How might leaving the EU affect us on an individual basis?
In the run-up to the EU Referendum vote on June 23rd, JOE will be running a number of pieces examining both sides of the debate. Here, we look at some of the possible implications the Brexit on our every day lives.
Mortgages and borrowing money
Most economists and market analysts predict that the pound will fall significantly should we vote to leave the EU on Thursday, as will share prices. Indeed, after the referendum was announced, the pound slumped to a seven-year low against the dollar, and there does seem to be a broad correlation between the fear of Brexit actually happening and exchange rates.
The financial markets hate uncertainty, and whether you think leaving the EU would ultimately be a good or bad thing, it is by its very nature the far riskier move. This would cause investors to drop sterling-denominated assets.
In order to counteract the fall in the pound, the Bank of England would have no real option but to hike up interest rates, to offer lenders a higher return relative to other countries. That's bad news for us because the cost of mortgages and of borrowing money for small businesses would increase significantly.
Travelling and holidays
The expected drop in the pound would mean that your money would be worth less abroad, so spending on your holiday will be more expensive. If you're travelling in Europe, that would at least be offset by an expected negative effect on the Euro too, but most experts expect sterling to drop more drastically.
Budget holidays may be a thing of the past too. No-frills airlines currently take advantage of the single aviation area, which allows them to fly across Europe freely. Since its introduction, fares have fallen by around 40% and routes have increased by 180%. If we leave the EU, this access would need to be renegotiated.
Using your phone or getting injured abroad would be more expensive too. Roaming charges within the EU are currently capped, and fees will be cut to zero from June 2017. Leaving the EU would exempt us from these agreements.
In terms of illness, a European Health Insurance Card (EHIC) entitles us to free or reduced-cost treatment in other EU countries. We'd have to renegotiate the terms our healthcare in the EU were we to exit.
Immigration and taxes
Whatever your feelings about how the free-movement of labour within the EU affects our way of life, the taxes paid by predominantly young and employed EU immigrants help prop up our ageing population. A steady influx of working immigrants is vital to the growth and sustainability of our economy.
HMRC data shows that EU migrants coming into the country in the last four years paid £2.5bn more in income tax and national insurance than they took in tax credits and child benefit. In terms of them 'taking our jobs', this has coincided with an 1 million increase in British people in work.
If we significantly reduce the number of foreign workers entering the country, this would not only have serious implications for certain sectors (such as the NHS who rely heavily on skilled migrant workers), but also put more onus on us to cover the cost of our ageing demographic, be it through increased taxes or cuts in other areas.

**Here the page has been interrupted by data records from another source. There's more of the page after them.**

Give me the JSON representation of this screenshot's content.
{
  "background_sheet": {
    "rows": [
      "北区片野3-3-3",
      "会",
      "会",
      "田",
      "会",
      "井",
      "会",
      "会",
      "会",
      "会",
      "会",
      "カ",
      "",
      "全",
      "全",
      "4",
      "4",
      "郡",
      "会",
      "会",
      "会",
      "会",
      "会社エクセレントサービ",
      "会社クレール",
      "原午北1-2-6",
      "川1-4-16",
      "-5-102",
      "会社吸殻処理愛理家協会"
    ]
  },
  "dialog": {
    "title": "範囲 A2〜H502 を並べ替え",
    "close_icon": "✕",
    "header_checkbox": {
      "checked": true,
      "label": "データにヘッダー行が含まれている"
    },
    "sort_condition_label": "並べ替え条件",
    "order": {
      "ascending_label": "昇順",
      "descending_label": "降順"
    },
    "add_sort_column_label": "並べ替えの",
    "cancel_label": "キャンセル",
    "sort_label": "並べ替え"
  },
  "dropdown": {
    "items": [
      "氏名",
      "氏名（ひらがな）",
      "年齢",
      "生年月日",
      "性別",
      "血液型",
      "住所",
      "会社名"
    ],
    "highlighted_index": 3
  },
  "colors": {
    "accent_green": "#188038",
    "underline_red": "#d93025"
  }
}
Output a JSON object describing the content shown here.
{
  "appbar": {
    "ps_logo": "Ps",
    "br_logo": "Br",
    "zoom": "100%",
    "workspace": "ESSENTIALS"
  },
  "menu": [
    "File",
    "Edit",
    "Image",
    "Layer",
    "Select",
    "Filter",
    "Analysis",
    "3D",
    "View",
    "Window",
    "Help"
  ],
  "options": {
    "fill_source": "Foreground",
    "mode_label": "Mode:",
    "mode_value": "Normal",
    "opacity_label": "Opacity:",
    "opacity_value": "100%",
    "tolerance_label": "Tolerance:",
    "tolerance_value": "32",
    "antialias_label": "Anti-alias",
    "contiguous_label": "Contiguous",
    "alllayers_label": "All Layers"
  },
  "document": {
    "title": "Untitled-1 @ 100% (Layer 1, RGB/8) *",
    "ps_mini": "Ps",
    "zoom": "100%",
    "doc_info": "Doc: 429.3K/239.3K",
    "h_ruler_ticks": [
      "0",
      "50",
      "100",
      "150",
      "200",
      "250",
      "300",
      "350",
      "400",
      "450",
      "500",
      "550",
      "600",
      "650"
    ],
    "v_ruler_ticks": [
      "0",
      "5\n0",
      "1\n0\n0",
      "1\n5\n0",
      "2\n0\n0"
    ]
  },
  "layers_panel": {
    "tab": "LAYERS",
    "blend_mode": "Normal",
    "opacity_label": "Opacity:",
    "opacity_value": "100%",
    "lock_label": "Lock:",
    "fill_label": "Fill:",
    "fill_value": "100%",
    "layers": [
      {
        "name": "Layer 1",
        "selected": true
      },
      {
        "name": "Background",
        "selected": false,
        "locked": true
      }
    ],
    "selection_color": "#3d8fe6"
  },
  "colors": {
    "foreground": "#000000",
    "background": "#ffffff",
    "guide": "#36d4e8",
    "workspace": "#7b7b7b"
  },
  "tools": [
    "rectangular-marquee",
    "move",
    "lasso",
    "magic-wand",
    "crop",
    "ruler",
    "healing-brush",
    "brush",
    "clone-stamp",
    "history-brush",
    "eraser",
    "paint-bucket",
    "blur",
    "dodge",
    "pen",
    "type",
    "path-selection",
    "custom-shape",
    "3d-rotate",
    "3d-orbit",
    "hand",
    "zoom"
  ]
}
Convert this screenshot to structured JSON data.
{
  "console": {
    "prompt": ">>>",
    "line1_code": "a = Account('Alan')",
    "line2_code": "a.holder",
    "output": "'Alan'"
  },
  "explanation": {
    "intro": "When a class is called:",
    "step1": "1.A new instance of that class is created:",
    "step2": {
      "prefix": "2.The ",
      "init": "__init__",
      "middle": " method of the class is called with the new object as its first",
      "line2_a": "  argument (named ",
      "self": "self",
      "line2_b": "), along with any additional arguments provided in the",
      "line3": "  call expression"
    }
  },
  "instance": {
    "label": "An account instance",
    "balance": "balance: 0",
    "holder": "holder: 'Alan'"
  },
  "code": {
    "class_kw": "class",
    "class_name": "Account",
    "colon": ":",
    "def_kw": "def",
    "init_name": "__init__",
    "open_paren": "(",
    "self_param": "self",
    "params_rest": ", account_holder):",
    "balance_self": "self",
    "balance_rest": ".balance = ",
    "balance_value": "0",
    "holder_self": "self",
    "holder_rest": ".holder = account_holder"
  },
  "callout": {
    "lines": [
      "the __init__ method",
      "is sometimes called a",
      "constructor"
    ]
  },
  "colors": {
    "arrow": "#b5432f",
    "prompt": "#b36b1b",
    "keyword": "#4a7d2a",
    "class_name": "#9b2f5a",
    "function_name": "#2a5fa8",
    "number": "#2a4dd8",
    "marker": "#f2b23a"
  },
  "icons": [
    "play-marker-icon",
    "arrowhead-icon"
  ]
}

The alternative is to significantly increase the number of immigrants coming into the country from outside of the EU. Non-EU migrants already outnumber EU migrants (and always have done) - despite the fact that EU workers are currently free to enter. This would not appease those wanting 'their country back'.
Being part of the EU means that our government has to grant us certain employment rights. Part-time workers are entitled to the same basic rights as full-time workers; employees with children are allowed to take leave to look after their kids; temps on fixed-term contracts have to be treated the same as permanent staff.
European legislation also means employees cannot be discriminated against due to their age, sexual orientation, disabilities or beliefs. And we are entitled to certain levels of paid holiday and breaks. The government can't take these rights away from us due to our membership to the EU.
The fear for those opposed to Brexit is that those safeguards will be removed, and that the politicians leading the Leave campaign happen to be members of UKIP and the right-wing of the Conservative party - those most in favour of a full opt-out from the EU’s working-time directive and the agency workers' directive.
With David Cameron expected to resign if the country votes to leave the EU this week, critics worry this will leave the likes of Boris Johnson, Michael Gove, Liam Fox and perhaps even Nigel Farage with a mandate to take over control. Indeed it is rumoured that Farage has been promised a cabinet post in a post-Brexit government led by Johnson.